■ EXERCISE ■
Write out the entire listing below exactly as it appears, minus any pictures.

■ INFORMATION SHOWN ■
>>>
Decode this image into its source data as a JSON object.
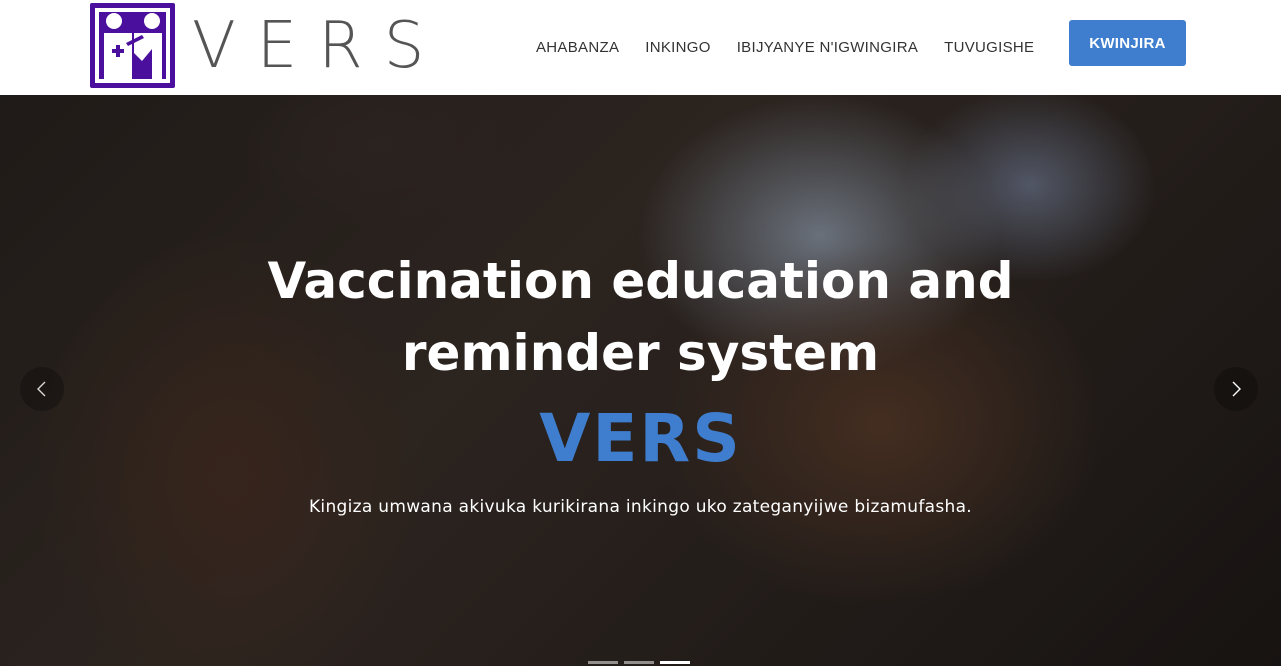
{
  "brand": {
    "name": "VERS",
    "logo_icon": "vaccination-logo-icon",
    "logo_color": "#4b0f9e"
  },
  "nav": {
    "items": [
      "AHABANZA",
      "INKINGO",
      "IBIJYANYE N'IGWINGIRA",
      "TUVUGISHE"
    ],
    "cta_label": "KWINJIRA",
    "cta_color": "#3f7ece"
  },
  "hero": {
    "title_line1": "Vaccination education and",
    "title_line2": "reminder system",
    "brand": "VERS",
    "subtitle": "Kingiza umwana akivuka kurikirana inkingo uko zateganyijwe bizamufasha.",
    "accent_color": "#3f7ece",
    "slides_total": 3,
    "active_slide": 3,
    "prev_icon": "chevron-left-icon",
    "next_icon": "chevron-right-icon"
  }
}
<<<
■ TASK RESPONSE ■
Decode this image into its source data as a JSON object.
{
  "brand": {
    "name": "VERS",
    "logo_icon": "vaccination-logo-icon",
    "logo_color": "#4b0f9e"
  },
  "nav": {
    "items": [
      "AHABANZA",
      "INKINGO",
      "IBIJYANYE N'IGWINGIRA",
      "TUVUGISHE"
    ],
    "cta_label": "KWINJIRA",
    "cta_color": "#3f7ece"
  },
  "hero": {
    "title_line1": "Vaccination education and",
    "title_line2": "reminder system",
    "brand": "VERS",
    "subtitle": "Kingiza umwana akivuka kurikirana inkingo uko zateganyijwe bizamufasha.",
    "accent_color": "#3f7ece",
    "slides_total": 3,
    "active_slide": 3,
    "prev_icon": "chevron-left-icon",
    "next_icon": "chevron-right-icon"
  }
}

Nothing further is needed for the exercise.